Palermo, the capital of Sicily, has received approval from the municipal council to submit a bid to house the new EU anti-money laundering organization (AMLA).
The suggestion by Councillor for Productive Activities Giuliano Forzinetti, who claimed that Palermo would be the "symbolically best place" to combat illicit money, has now been approved by the city's council members, according to PalermoToday.
In light of the sacrifices made by Pio La Torre, Giovanni Falcone, and Paolo Borsellino—all of whom were assassinated after making attempts to bring the Sicilian mafia to justice—he observed that it would be especially meaningful.
According to Mr. Forzinetti, "A valid strategy to combat organised crime must affect its economic bases, that is, on the vast network of goods and economic relationships intended for the maintenance and exercise of criminal powers."
"In the evolution of anti-money laundering legislation, a central role has been played by the city of Palermo," he continued.
Before being slain by mafia members in 1982, Pio La Torre established the Rognoni-La Torre anti-mafia law, which permitted judges to seize and confiscate items owned by the mafia.
"Thanks to the work of great magistrates such as Giovanni Falcone and Paolo Borsellino, who actively collaborated in the formulation of the law, Italy has the most advanced anti-mafia legislation in the world also with regard to anti-money laundering," according to Mr. Forzinetti.
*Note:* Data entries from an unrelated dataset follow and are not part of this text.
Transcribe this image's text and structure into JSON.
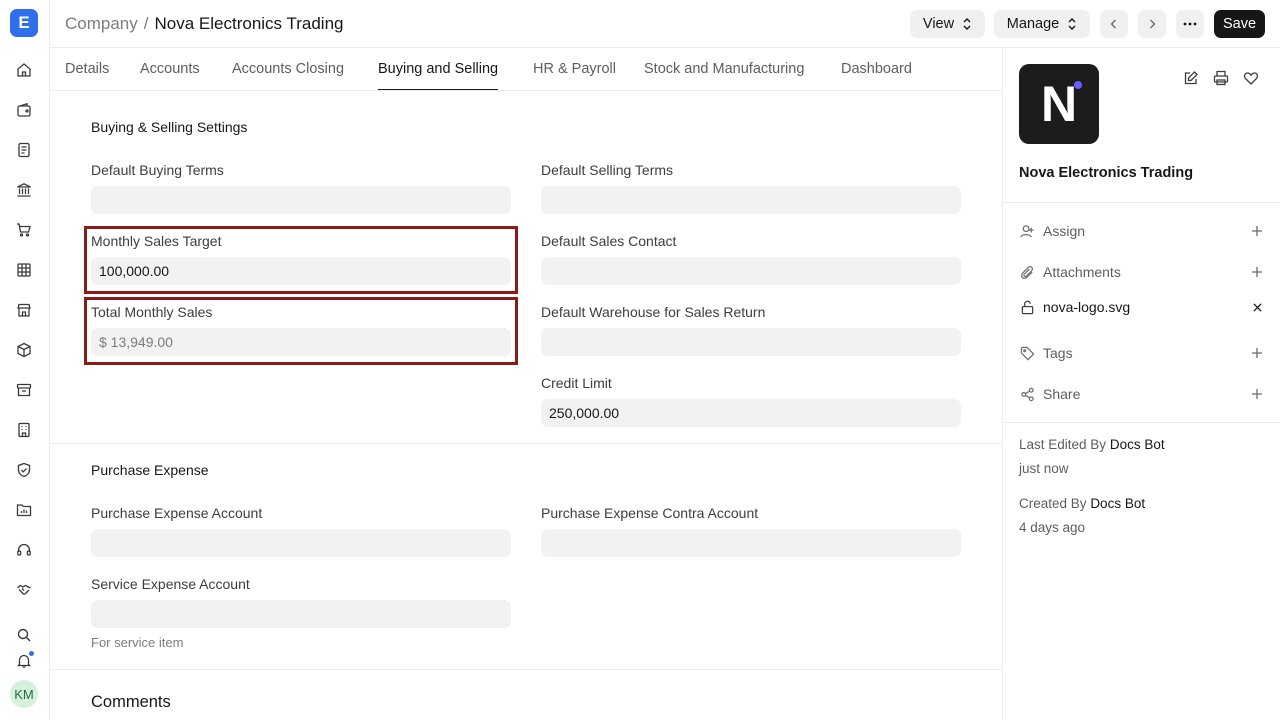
{
  "app": {
    "logo_letter": "E"
  },
  "breadcrumb": {
    "parent": "Company",
    "separator": "/",
    "current": "Nova Electronics Trading"
  },
  "header": {
    "view_label": "View",
    "manage_label": "Manage",
    "save_label": "Save"
  },
  "tabs": [
    {
      "label": "Details"
    },
    {
      "label": "Accounts"
    },
    {
      "label": "Accounts Closing"
    },
    {
      "label": "Buying and Selling",
      "active": true
    },
    {
      "label": "HR & Payroll"
    },
    {
      "label": "Stock and Manufacturing"
    },
    {
      "label": "Dashboard"
    }
  ],
  "buying_selling": {
    "title": "Buying & Selling Settings",
    "default_buying_terms": {
      "label": "Default Buying Terms",
      "value": ""
    },
    "default_selling_terms": {
      "label": "Default Selling Terms",
      "value": ""
    },
    "monthly_sales_target": {
      "label": "Monthly Sales Target",
      "value": "100,000.00"
    },
    "default_sales_contact": {
      "label": "Default Sales Contact",
      "value": ""
    },
    "total_monthly_sales": {
      "label": "Total Monthly Sales",
      "value": "$ 13,949.00"
    },
    "default_warehouse_return": {
      "label": "Default Warehouse for Sales Return",
      "value": ""
    },
    "credit_limit": {
      "label": "Credit Limit",
      "value": "250,000.00"
    }
  },
  "purchase_expense": {
    "title": "Purchase Expense",
    "purchase_expense_account": {
      "label": "Purchase Expense Account",
      "value": ""
    },
    "purchase_expense_contra_account": {
      "label": "Purchase Expense Contra Account",
      "value": ""
    },
    "service_expense_account": {
      "label": "Service Expense Account",
      "value": "",
      "hint": "For service item"
    }
  },
  "comments": {
    "title": "Comments"
  },
  "sidebar": {
    "org_logo_letter": "N",
    "org_name": "Nova Electronics Trading",
    "assign_label": "Assign",
    "attachments_label": "Attachments",
    "attachment_file": "nova-logo.svg",
    "tags_label": "Tags",
    "share_label": "Share",
    "last_edited_prefix": "Last Edited By",
    "last_edited_by": "Docs Bot",
    "last_edited_time": "just now",
    "created_prefix": "Created By",
    "created_by": "Docs Bot",
    "created_time": "4 days ago"
  },
  "user": {
    "initials": "KM"
  },
  "colors": {
    "accent": "#2f6fed",
    "highlight_border": "#8b1a1a",
    "dark_button": "#171717"
  }
}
In July 2021, the European Commission presented its EU AML Action Plan, which outlined strategies for establishing a single EU AML Authority (AMLA) for the community. France, Germany, Latvia, and The Netherlands have all shown a desire to host AMLA thus far.
"Palermo, with its history and its strong commitment to legality in the fight against crime and money laundering," he emphasized, " is the natural candidate to be the seat of the Authority."
The location of AMLA in Palermo, he continued, would be immensely symbolic for the countless people who have died in Sicily fighting against the mafia and would commemorate the 30th anniversaries of the Capaci and Via D'Amelio killings.
"Furthermore, it should not be ignored that, according to a study carried out by the Municipality of Rome (which has also submitted its candidacy to host the headquarters of AMLA, the presence of the Authority would entail the arrival of at least 450 people, including employees and officials, to be hosted in the accommodation facilities of the city and this derives a foreseeable induced of at least €300M," the Councillor continued.
Palermo's decision would be a "necessary and essential premise for the revival of the cities of the South as international hubs," he insisted, adding that they could not overlook the "economic effects" on the city.
Council members will now draft a formal request for Palermo to be the Italian candidate city to host AMLA, which will be sent to the Italian government.
The choice would be a "historic fact" for the city and its dedication to "legality and transparency," according to Palermo's deputy mayor Carolina Varchi. Giving "concrete support in the field of anti-money laundering means freeing the market from negative influences that alter its correct performance," she continued.
By fLEXI tEAM